Trauma has become quite the buzzword of late, with even Oprah doing a “60 Minutes” special in March 2018 on the effects of childhood trauma.
Studies and impacts that have long been explored by many pioneers in the field are now finally bubbling to the mainstream surface. We’re beginning to understand that trauma encompasses more than a major one-time event (such as a car accident or assault), and is something that can be experienced whether you’re a teacher, chef, financial analyst, tech innovator, climate futurist, artist or army vet.
Unprocessed trauma lives in our body — as deep as the nervous system itself. As Peter Levine PhD, trauma specialist and creator of Somatic Experiencing, says, “Trauma is a highly activated, incomplete biological response to threat, frozen in time.”
It’s a physiological experience that deeply influences how we experience our body, the state of our nervous system, how well or resilient we feel, and how we think, emote and behave.
After five years practicing bodywork, the time felt right to delve deeper into my understanding of what trauma can be, how it can manifest (physically, emotionally), and how to work with it more skillfully and sensitively as a bodyworker.
I’ve had the great fortune to study with Kathy Kain and Stephen Terrell, two long-time experts in the field of trauma and how to work with trauma through touch. I completed Kathy Kain’s intensive Touch Skills for Trauma training in 2017, and continued on to study the impacts of Developmental Trauma (defined as on-going trauma from in utero to age 5) with Kathy and Stephen.

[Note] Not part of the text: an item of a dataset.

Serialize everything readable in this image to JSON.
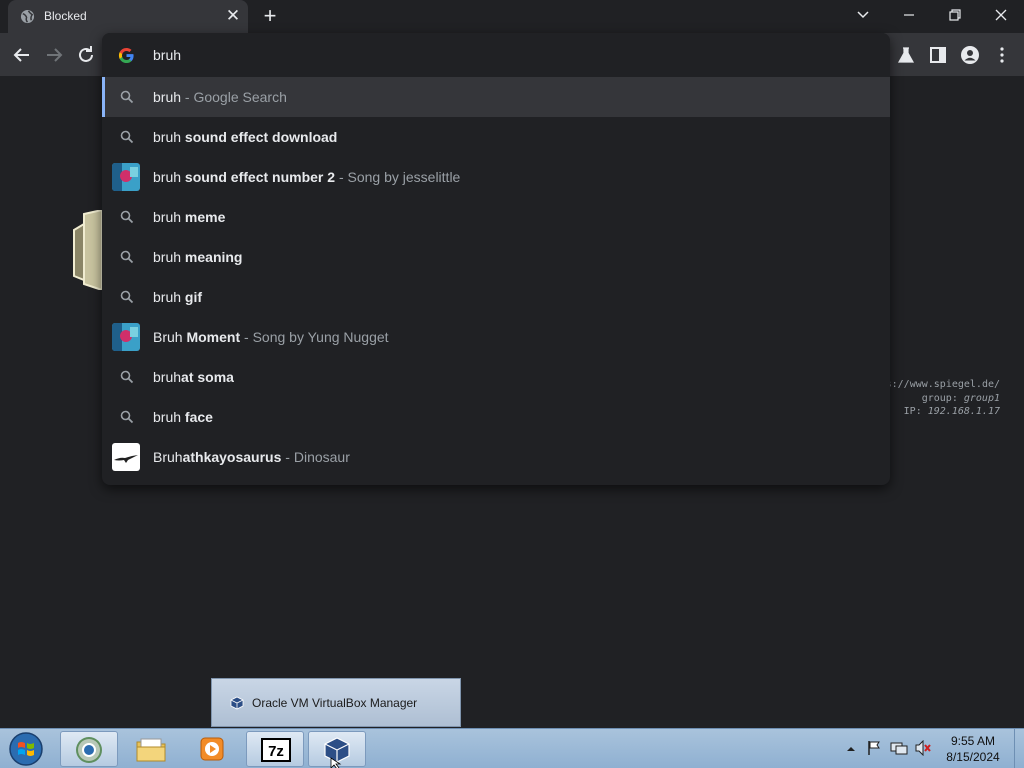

Sage Hayes LMT, SEP wrote an excellent, easy-to-read summary of trauma and massage in a recent issue of Massage Magazine. Click here to check it out. It will help answer the questions of what trauma is, how it can manifest, and what trauma-informed massage and bodywork means.
Who do I tend to use a trauma-informed approach with?
In short, everyone. Even if you do not appear to have much in the way of unresolved trauma in your system, I bring knowledge of the nervous system and ability to attune to the state of yours to every session (because we all have a nervous system, after all).
I find my trauma-informed massage and bodywork approach best suited for people who:
– Are working with a talk therapist and feel ready to include the body in their healing process.
– Experience persistent, systemic pain and tension.
– Feel “numbed out” and disconnected from their body.
– Consider themselves a Highly Sensitive Person (HSP).
– Experience anxiety, depression, PTSD, C-PTSD, or burn-out.
– Have had adverse reactions to more traditional forms of massage and bodywork (e.g. flare ups, pain during or after).
– Are wanting to heal from an old injury or surgery with an associated emotional component (e.g. sadness, grief, anger).
– Have tried All.The.Things to resolve their pain, and are open to a new approach.
If any of the above ring true for you, email me to learn more about how my specific Trauma-Informed Massage and Bodywork might help you along your healing journey. It would be an honor to speak with you.